How important were the miracles in the book’s account of Jesus’ early ministry?

The book or Mark’s account of Christ’s early ministry is pretty important, because it tells us who Jesus appointed to continue his work here on earth. The miracles that were recorded, are also important. Because the people who were healed, were healed because they believed in Jesus Christ and the healing’s also could teach us some really important lessons. One of those lessons is that all things are possible if we believe in God and Jesus Christ (and the Holy Ghost). Another lesson that Christ taught was that he came here on earth to redeem the ones who needed to repent and not those who were already righteous. If we are looking for a role model of who we would like to become like, then Jesus Christ is a great example. Jesus was kind but firm, a master but served, pure (sinless) but took our sins upon him, saved many (us) who do/did not deserve to be saved, innocent but accused of breaking every (or almost) single law, and many other things. He came here on earth to show us the way to have eternal life.

 

Jesus Christ taught in parables, and all which both applied back then and applies in now a days. He did his teachings in a way that we could understand them, by applying the Kingdom of Heaven to everyday things (food, containers, ways of a sower, etc…). Jesus Christ did some impossible things that we cannot do without help of some kind (Ex: walking on water, dividing 5 loaves and 2 fished among 5000 men with lots to spare, etc…).

 

How important were the miracles in the book’s account of Jesus’ early ministry? To summarize it up: the miracles in the book’s account of Jesus’ early ministry were important because it showed us that with God, NOTHING is impossible, and Jesus also showed us the way how we should treat people, and many things like that. And many other things.

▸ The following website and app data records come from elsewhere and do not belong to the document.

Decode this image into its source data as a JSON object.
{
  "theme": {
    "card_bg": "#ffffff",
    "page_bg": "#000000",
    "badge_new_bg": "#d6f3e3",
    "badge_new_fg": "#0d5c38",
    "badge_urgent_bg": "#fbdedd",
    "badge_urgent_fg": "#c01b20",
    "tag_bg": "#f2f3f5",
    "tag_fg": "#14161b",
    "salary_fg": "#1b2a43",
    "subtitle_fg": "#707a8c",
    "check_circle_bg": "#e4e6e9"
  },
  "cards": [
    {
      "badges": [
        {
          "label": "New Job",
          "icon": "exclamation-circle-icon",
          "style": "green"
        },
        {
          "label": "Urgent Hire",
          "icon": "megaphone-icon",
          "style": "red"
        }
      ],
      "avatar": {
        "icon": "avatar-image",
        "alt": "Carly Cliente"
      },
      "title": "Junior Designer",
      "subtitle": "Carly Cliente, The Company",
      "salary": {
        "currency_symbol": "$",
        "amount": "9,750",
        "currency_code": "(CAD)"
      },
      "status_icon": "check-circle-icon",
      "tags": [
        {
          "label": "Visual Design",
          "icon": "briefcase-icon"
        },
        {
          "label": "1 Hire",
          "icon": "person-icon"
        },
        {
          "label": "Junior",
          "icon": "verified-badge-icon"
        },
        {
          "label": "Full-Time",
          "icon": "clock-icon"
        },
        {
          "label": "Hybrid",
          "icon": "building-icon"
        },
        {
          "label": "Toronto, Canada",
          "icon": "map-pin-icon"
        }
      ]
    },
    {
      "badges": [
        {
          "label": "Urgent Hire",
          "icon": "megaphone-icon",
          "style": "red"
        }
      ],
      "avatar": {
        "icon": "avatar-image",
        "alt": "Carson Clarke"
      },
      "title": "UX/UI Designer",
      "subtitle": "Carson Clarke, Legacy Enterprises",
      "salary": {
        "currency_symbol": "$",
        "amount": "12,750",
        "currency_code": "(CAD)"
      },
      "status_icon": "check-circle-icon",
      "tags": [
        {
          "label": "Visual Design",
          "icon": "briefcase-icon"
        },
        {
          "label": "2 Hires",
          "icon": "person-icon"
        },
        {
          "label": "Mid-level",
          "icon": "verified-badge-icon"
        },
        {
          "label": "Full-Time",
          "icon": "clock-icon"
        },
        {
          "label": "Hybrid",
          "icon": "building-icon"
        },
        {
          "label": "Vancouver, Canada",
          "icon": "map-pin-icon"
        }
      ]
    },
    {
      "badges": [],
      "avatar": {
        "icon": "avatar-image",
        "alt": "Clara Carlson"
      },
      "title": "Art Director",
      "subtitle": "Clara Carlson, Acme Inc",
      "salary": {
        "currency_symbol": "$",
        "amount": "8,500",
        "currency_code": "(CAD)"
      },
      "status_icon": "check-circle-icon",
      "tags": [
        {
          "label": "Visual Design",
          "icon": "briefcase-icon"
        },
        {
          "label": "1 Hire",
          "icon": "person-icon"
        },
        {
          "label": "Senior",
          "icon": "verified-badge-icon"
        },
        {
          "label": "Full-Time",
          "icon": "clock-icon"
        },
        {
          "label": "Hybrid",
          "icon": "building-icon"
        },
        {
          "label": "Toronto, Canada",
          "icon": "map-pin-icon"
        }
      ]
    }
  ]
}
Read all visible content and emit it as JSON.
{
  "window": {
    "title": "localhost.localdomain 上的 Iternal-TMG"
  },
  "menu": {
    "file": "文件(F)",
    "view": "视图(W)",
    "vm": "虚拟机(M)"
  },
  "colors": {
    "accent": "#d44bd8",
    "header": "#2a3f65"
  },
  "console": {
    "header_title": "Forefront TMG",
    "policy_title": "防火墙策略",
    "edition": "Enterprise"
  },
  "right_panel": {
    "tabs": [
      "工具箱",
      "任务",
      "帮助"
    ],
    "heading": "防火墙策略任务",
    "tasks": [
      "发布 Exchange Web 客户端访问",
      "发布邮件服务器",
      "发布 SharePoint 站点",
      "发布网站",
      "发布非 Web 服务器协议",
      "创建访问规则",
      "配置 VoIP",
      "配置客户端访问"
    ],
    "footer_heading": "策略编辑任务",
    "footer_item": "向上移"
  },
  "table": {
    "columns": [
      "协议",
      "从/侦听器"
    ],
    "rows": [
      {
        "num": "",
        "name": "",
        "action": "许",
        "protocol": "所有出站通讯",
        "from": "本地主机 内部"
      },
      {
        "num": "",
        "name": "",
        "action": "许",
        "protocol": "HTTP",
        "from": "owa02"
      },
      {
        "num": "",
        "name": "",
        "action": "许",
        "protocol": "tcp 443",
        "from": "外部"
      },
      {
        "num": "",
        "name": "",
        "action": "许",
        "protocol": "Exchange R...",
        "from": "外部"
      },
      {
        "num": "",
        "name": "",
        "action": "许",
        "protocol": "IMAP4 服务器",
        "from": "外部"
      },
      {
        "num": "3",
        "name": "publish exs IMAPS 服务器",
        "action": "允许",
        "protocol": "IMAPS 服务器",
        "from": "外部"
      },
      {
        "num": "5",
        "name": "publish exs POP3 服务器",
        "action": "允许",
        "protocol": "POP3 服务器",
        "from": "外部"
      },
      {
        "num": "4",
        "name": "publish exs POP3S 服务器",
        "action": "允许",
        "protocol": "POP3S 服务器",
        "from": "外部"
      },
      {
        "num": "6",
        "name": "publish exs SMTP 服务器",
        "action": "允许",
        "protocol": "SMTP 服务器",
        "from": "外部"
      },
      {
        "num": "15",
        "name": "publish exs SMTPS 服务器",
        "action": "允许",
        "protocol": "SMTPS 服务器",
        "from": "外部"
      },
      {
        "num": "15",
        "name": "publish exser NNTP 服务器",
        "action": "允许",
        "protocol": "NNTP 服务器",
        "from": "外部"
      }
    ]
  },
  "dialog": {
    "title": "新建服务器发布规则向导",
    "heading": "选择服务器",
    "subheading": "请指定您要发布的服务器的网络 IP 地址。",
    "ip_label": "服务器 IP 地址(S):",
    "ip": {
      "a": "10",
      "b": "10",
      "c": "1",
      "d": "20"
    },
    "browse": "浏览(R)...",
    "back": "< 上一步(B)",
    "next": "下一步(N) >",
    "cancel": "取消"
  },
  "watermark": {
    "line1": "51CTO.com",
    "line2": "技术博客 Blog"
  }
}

What was Ovid’s view of the gods’ ethical performance?

Ovid’s view of the gods’ ethical performances, is more or less the same as all Greeks and Romans. In all the stories of the gods/goddess, either a god/goddess or a human/some form of creature, gets transformed into something else.

 

The goddess of weaving, had a weaving contest with one of her pupils. The goddess wins, the pupil tries to kill the teacher then the teacher tries to commit suicide after her pupil unsuccessfully tries to kill her, and then the pupil saves the teacher’s life and then turns the goddess into a spider (the teacher is the goddess of weaving). A god had a musical contest with a mythical creature. Obviously the god wins, and the god decides to torture the poor creature by tearing the creature’s sin off, when the creature was still conscious. Then the god turns the weeping for the dead creature, that he tortured to death, into a river of tears.

 

So, what Ovid is trying to tell us is that we should not try to out do someone who is obviously better that yourself. And that we should try to get in the gods and goddesses (teacher’s) good books.

 

SO, you readers please do not try to out match your teacher in a contest in the ways that the teacher taught you. Because you WOULD (correction: might) LOOSE, and that the teacher might not be merciful to you, if they lose or win.

How Important was the rhetorical Context of Cicero’s orations: his listeners’ fear of Catiline’s conspiracy and army?

It is not really that important. The Orations are practically nothing but opinions, of the people arguing, fighting verbally, and the accusing & blaming Cicero’s sins (which is practically just the murder of his mother) for the bad things that are coming their way (I think that I got it all summarized up correctly). Their speech involve a lot of the Roman gods.